━━ RAW DATA
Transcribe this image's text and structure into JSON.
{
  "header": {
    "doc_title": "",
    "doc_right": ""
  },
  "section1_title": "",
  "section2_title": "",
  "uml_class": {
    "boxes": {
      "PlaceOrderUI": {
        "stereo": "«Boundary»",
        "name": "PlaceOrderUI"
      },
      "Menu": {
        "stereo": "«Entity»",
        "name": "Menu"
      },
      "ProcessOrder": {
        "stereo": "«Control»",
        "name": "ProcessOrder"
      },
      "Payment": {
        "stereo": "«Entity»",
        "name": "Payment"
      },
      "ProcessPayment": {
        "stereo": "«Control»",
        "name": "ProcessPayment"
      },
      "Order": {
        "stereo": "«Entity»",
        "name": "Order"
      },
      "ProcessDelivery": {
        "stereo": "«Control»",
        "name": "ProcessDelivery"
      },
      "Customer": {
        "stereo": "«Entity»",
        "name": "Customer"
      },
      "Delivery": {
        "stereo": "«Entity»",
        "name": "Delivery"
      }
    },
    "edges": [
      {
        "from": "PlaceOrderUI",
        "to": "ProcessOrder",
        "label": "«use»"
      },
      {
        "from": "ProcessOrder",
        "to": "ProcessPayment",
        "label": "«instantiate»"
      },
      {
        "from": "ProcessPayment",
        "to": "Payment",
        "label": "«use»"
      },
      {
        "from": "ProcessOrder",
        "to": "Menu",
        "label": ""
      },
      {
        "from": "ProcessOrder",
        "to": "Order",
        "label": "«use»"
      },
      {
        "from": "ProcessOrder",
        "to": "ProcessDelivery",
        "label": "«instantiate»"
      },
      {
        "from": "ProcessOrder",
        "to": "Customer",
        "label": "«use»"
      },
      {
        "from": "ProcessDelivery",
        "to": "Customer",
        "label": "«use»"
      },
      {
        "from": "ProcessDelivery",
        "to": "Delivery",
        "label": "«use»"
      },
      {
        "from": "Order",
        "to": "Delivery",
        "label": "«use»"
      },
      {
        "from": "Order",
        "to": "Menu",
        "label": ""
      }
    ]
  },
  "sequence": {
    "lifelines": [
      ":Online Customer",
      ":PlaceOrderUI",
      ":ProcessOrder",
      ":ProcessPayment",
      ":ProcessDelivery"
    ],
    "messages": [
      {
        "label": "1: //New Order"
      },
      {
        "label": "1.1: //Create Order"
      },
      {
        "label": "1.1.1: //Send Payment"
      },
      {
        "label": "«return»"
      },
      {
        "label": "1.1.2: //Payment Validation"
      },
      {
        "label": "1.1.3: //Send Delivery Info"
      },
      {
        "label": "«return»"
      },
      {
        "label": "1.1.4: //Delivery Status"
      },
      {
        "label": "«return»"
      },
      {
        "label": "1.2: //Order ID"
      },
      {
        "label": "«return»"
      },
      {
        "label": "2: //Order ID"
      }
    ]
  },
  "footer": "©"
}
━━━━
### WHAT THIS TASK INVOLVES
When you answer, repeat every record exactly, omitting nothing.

### SOLVED PROBLEM
Transcribe this image's text and structure into JSON.
{
  "header": {
    "doc_title": "",
    "doc_right": ""
  },
  "section1_title": "",
  "section2_title": "",
  "uml_class": {
    "boxes": {
      "PlaceOrderUI": {
        "stereo": "«Boundary»",
        "name": "PlaceOrderUI"
      },
      "Menu": {
        "stereo": "«Entity»",
        "name": "Menu"
      },
      "ProcessOrder": {
        "stereo": "«Control»",
        "name": "ProcessOrder"
      },
      "Payment": {
        "stereo": "«Entity»",
        "name": "Payment"
      },
      "ProcessPayment": {
        "stereo": "«Control»",
        "name": "ProcessPayment"
      },
      "Order": {
        "stereo": "«Entity»",
        "name": "Order"
      },
      "ProcessDelivery": {
        "stereo": "«Control»",
        "name": "ProcessDelivery"
      },
      "Customer": {
        "stereo": "«Entity»",
        "name": "Customer"
      },
      "Delivery": {
        "stereo": "«Entity»",
        "name": "Delivery"
      }
    },
    "edges": [
      {
        "from": "PlaceOrderUI",
        "to": "ProcessOrder",
        "label": "«use»"
      },
      {
        "from": "ProcessOrder",
        "to": "ProcessPayment",
        "label": "«instantiate»"
      },
      {
        "from": "ProcessPayment",
        "to": "Payment",
        "label": "«use»"
      },
      {
        "from": "ProcessOrder",
        "to": "Menu",
        "label": ""
      },
      {
        "from": "ProcessOrder",
        "to": "Order",
        "label": "«use»"
      },
      {
        "from": "ProcessOrder",
        "to": "ProcessDelivery",
        "label": "«instantiate»"
      },
      {
        "from": "ProcessOrder",
        "to": "Customer",
        "label": "«use»"
      },
      {
        "from": "ProcessDelivery",
        "to": "Customer",
        "label": "«use»"
      },
      {
        "from": "ProcessDelivery",
        "to": "Delivery",
        "label": "«use»"
      },
      {
        "from": "Order",
        "to": "Delivery",
        "label": "«use»"
      },
      {
        "from": "Order",
        "to": "Menu",
        "label": ""
      }
    ]
  },
  "sequence": {
    "lifelines": [
      ":Online Customer",
      ":PlaceOrderUI",
      ":ProcessOrder",
      ":ProcessPayment",
      ":ProcessDelivery"
    ],
    "messages": [
      {
        "label": "1: //New Order"
      },
      {
        "label": "1.1: //Create Order"
      },
      {
        "label": "1.1.1: //Send Payment"
      },
      {
        "label": "«return»"
      },
      {
        "label": "1.1.2: //Payment Validation"
      },
      {
        "label": "1.1.3: //Send Delivery Info"
      },
      {
        "label": "«return»"
      },
      {
        "label": "1.1.4: //Delivery Status"
      },
      {
        "label": "«return»"
      },
      {
        "label": "1.2: //Order ID"
      },
      {
        "label": "«return»"
      },
      {
        "label": "2: //Order ID"
      }
    ]
  },
  "footer": "©"
}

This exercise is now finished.